Considered in context, [the plaintiff’s] misconduct did not strike at the very heart of the employment relationship. It did not put into jeopardy the company’s continued operation. And, it did not destroy the trust that Parker Auto had placed in [the plaintiff] for many years. It cannot be said that [the plaintiff’s] misconduct was “so grievous” that I should infer that he no longer intended to be bound by his contract of employment with Parker Auto. Consequently, there was no just cause for [the plaintiff’s] dismissal on August 24, 2016.

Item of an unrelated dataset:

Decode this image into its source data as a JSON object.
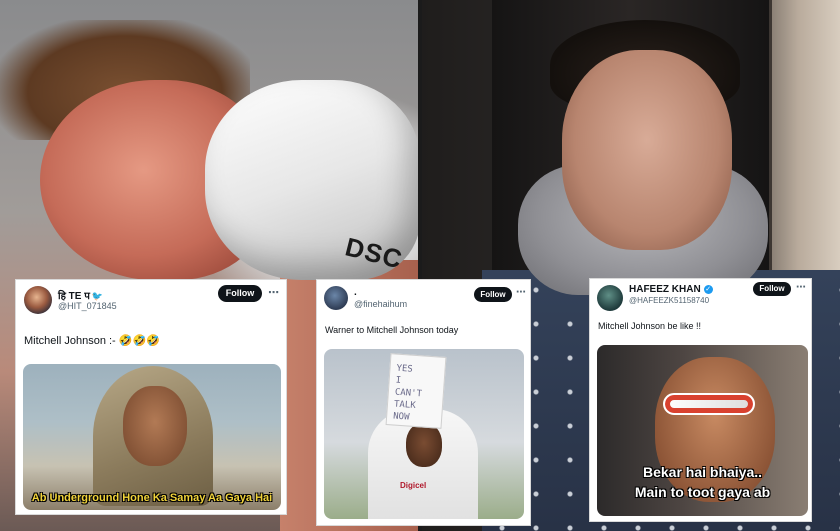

In all of the circumstances, having regard to the factors in Bardal v. Globe & Mail Ltd., 1960 CanLII 294 (ON SC), and, among other things, the fact that the plaintiff had worked for the company for his entire working career, the court determined that the range of common law reasonable notice was between 16 and 22 months. It awarded 20 months’ notice less mitigation income.
The case is a stark reminder of the difficulties that an employer will face when terminating a long-service employee for just cause based on a single and isolated act of dishonesty (or misconduct). The contextual analysis in McKinley requires that, where just cause is proven, the punishment/discipline be proportionate to the misconduct, and this requires a review of the surrounding circumstances (i.e. the context).
Although a single act of misconduct can support a termination, in order to do so, the employer will have to demonstrate that “the impugned behaviour was sufficiently egregious to violate or undermine the obligations and faith inherent to the employment relationship” and that “given the nature and seriousness of the dishonesty” it is irreconcilable with “sustaining the employment relationship”. (see McKinley). It is important not to jump to termination for just cause, no matter how serious the misconduct, before first running the case through the contextual analytical framework.